Facebook, whose CEO said Monday is a tech company, not a media company, has had some glitches recently with how its technology side handles its media side.
On Aug. 26, the world’s largest social network fired the curators in its Trending Topics section, which is seen by some 1.7 billion netizens each month. The Menlo Park, California-based company replaced the human team with an algorithm.
The shift came about four months after the site was accused of suppressing trending conservative news stories; Facebook denied it did so.
Over the weekend, the new automated module put out a bogus story about Fox News host Megyn Kelly; a piece about a comedian’s obscenityladen attack of conservative pundit Ann Coulter; and links to an article about a video of a man doing something crude with a chicken sandwich, The Guardian reported.
The headline about Kelly called her a “traitor” and claimed that the cable channel has “Kick[ed] her out for backing Hillary.” (That is not true.)
The Guardian reported the trending news team was fired without notice in a meeting with a security guard present. The dismissed workers got four weeks’ severance pay.
Global business site Quartz. com reported that Facebook “unceremoniously fired at least 15 editors”. Tech blog Gizmodo.com first reported in May about Trending Topics’ alleged suppression.
On Aug 26, Facebook posted a statement on its newsroom. fb.com about the changes:
“Our goal is to enable Trending for as many people as possible, which would be hard to do if we relied solely on summarizing topics by hand. A more algorithmically driven process allows us to scale Trending to cover more topics and make it available to more people globally over time.
“Earlier this year, we shared more information about Trending in response to questions about alleged political bias in the product. We looked into these claims and found no evidence of systematic bias. Still, making these changes to the product allows our team to make fewer individual decisions about topics.”

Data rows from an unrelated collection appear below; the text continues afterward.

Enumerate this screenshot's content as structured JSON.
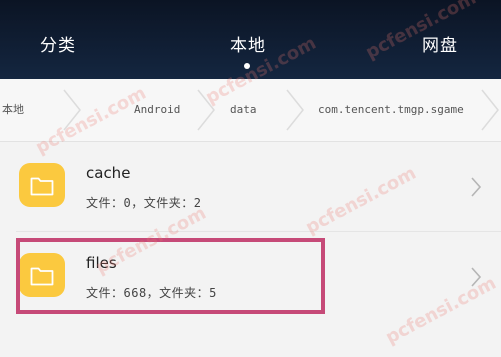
{
  "tabs": [
    {
      "label": "分类"
    },
    {
      "label": "本地"
    },
    {
      "label": "网盘"
    }
  ],
  "active_tab_index": 1,
  "breadcrumb": [
    {
      "label": "本地"
    },
    {
      "label": "Android"
    },
    {
      "label": "data"
    },
    {
      "label": "com.tencent.tmgp.sgame"
    }
  ],
  "items": [
    {
      "name": "cache",
      "meta": "文件：0，文件夹：2",
      "icon": "folder-icon",
      "highlighted": false
    },
    {
      "name": "files",
      "meta": "文件：668，文件夹：5",
      "icon": "folder-icon",
      "highlighted": true
    }
  ],
  "colors": {
    "topbar": "#0b1424",
    "folder": "#fbc93f",
    "highlight": "#c64a78"
  },
  "watermark": "pcfensi.com"
}
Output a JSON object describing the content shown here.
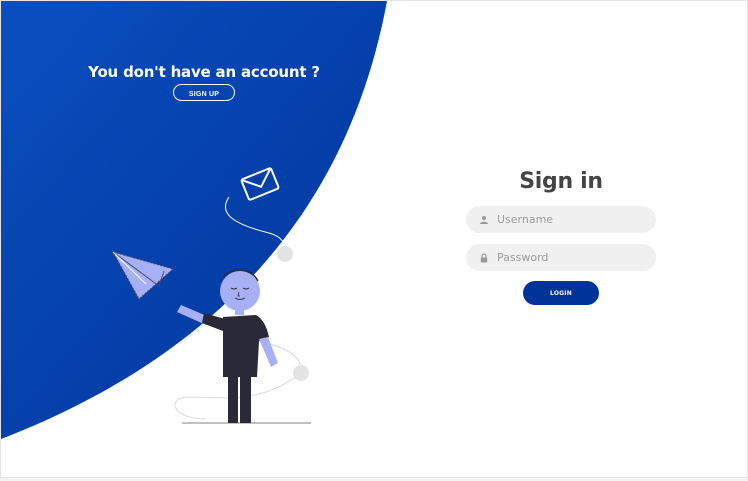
{
  "colors": {
    "accent": "#003399",
    "gradient_start": "#0849b8",
    "gradient_end": "#003399",
    "figure_skin": "#a8b0f5",
    "figure_dark": "#2a2937",
    "input_bg": "#f0f0f0",
    "title_text": "#444444"
  },
  "signup": {
    "prompt": "You don't have an account ?",
    "button_label": "SIGN UP"
  },
  "signin": {
    "title": "Sign in",
    "username": {
      "placeholder": "Username",
      "icon": "user-icon"
    },
    "password": {
      "placeholder": "Password",
      "icon": "lock-icon"
    },
    "login_label": "LOGIN"
  },
  "illustration": {
    "elements": [
      "envelope-icon",
      "paper-plane-icon",
      "person-figure"
    ]
  }
}
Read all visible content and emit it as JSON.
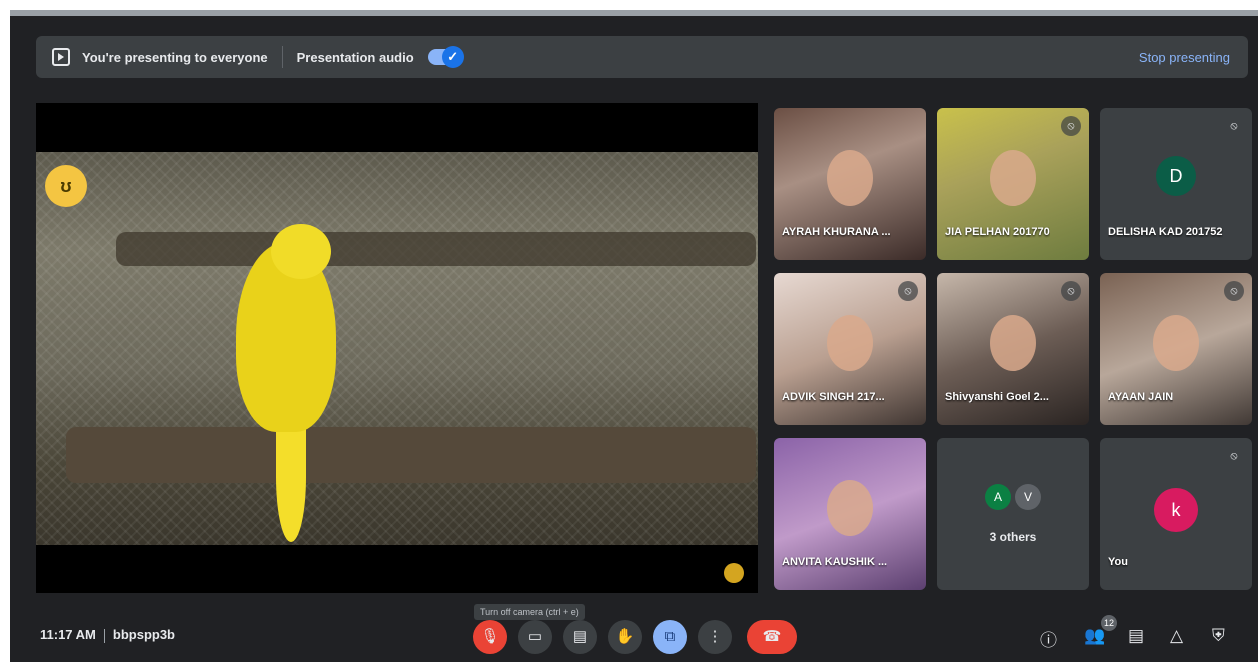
{
  "banner": {
    "presenting_text": "You're presenting to everyone",
    "audio_label": "Presentation audio",
    "stop_label": "Stop presenting"
  },
  "participants": [
    {
      "name": "AYRAH KHURANA ...",
      "style": "photo"
    },
    {
      "name": "JIA PELHAN 201770",
      "style": "photo"
    },
    {
      "name": "DELISHA KAD 201752",
      "initial": "D",
      "avatar_color": "#0b5d47"
    },
    {
      "name": "ADVIK SINGH 217...",
      "style": "photo"
    },
    {
      "name": "Shivyanshi Goel 2...",
      "style": "photo"
    },
    {
      "name": "AYAAN JAIN",
      "style": "photo"
    },
    {
      "name": "ANVITA KAUSHIK ...",
      "style": "photo"
    }
  ],
  "others": {
    "initials": [
      "A",
      "V"
    ],
    "label": "3 others"
  },
  "self": {
    "name": "You",
    "initial": "k",
    "avatar_color": "#d81b60"
  },
  "bottom": {
    "time": "11:17 AM",
    "meeting_code": "bbpspp3b",
    "tooltip": "Turn off camera (ctrl + e)",
    "people_count": "12"
  },
  "colors": {
    "accent": "#8ab4f8",
    "danger": "#ea4335",
    "background": "#202124"
  }
}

An increasing number of users are turning to social media networks, such as Facebook and Twitter to find their news, but Facebook CEO Mark Zuckerberg said his firm had no ambitions to become a content provider.
“No, we are a tech company, not a media company,” said Zuckerberg, after a young person asked him in Italy on Monday whether Facebook intended to become a news site.
While acknowledging the role Facebook has in supplying users with news through their connections and stressing the advantages of obtaining information from different parts of the globe, Zuckerberg said Facebook was “a technology company, we build the tools, we do not produce any content”.
“The world needs news companies, but also technology platforms, like what we do, and we take our role in this very seriously,” he said at Luiss University in Rome.
Earlier on Monday, Zuckerberg and his wife Priscilla Chan had a private audience with Pope Francis. It was the latest in a string of meetings the pontiff has held with Silicon Valley leaders, including Apple CEO Tim Cook and Alphabet Executive Chairman Eric Schmidt.
Zuckerberg said he gave the Argentine pontiff a model of Aquila, Facebook’s lightweight solar-powered drone aimed at beaming lasers to extend internet access to places that have yet to be connected.
“We ... discussed the importance of connecting people, especially in parts of the world without internet access,” Zuckerberg posted on his personal Facebook profile after the meeting.
Our goal is to enable Trending for as many people as possible.”
Facebook CEO Mark Zuckerberg is seen on stage during a town hall at Facebook’s headquarters in Menlo Park, California in September 2015.